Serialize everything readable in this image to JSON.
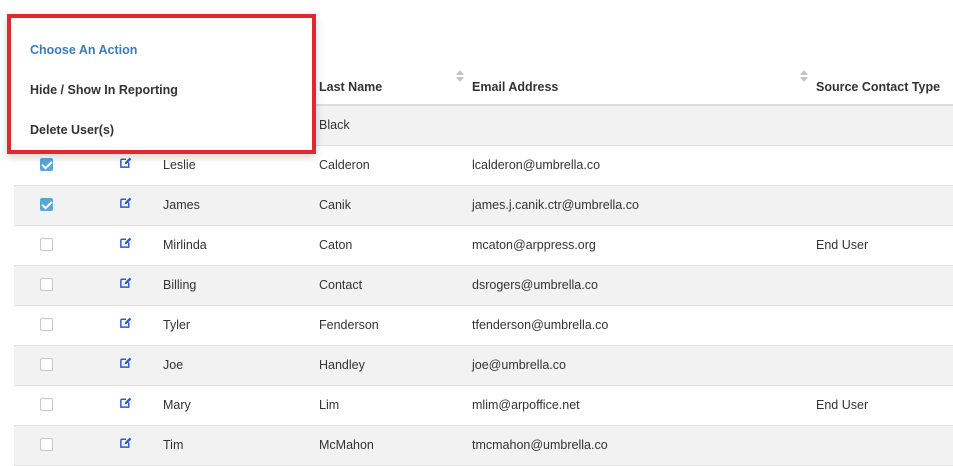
{
  "actions_menu": {
    "title": "Choose An Action",
    "items": [
      "Hide / Show In Reporting",
      "Delete User(s)"
    ],
    "highlight_color": "#e0282e"
  },
  "table": {
    "columns": {
      "last_name": "Last Name",
      "email": "Email Address",
      "source_contact_type": "Source Contact Type"
    },
    "rows": [
      {
        "checked": false,
        "first_name": "",
        "last_name": "Black",
        "email": "",
        "type": ""
      },
      {
        "checked": true,
        "first_name": "Leslie",
        "last_name": "Calderon",
        "email": "lcalderon@umbrella.co",
        "type": ""
      },
      {
        "checked": true,
        "first_name": "James",
        "last_name": "Canik",
        "email": "james.j.canik.ctr@umbrella.co",
        "type": ""
      },
      {
        "checked": false,
        "first_name": "Mirlinda",
        "last_name": "Caton",
        "email": "mcaton@arppress.org",
        "type": "End User"
      },
      {
        "checked": false,
        "first_name": "Billing",
        "last_name": "Contact",
        "email": "dsrogers@umbrella.co",
        "type": ""
      },
      {
        "checked": false,
        "first_name": "Tyler",
        "last_name": "Fenderson",
        "email": "tfenderson@umbrella.co",
        "type": ""
      },
      {
        "checked": false,
        "first_name": "Joe",
        "last_name": "Handley",
        "email": "joe@umbrella.co",
        "type": ""
      },
      {
        "checked": false,
        "first_name": "Mary",
        "last_name": "Lim",
        "email": "mlim@arpoffice.net",
        "type": "End User"
      },
      {
        "checked": false,
        "first_name": "Tim",
        "last_name": "McMahon",
        "email": "tmcmahon@umbrella.co",
        "type": ""
      }
    ]
  },
  "icons": {
    "edit": "edit-icon",
    "sort": "sort-icon",
    "checkbox": "checkbox"
  },
  "colors": {
    "checkbox_checked": "#5aa7d3",
    "edit_icon": "#2f57d6",
    "menu_title": "#3b7bbd",
    "row_stripe": "#f2f2f2"
  }
}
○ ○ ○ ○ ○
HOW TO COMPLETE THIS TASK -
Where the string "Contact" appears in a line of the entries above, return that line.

EXERCISE RESPONSE -
      "source_contact_type": "Source Contact Type"
        "last_name": "Contact",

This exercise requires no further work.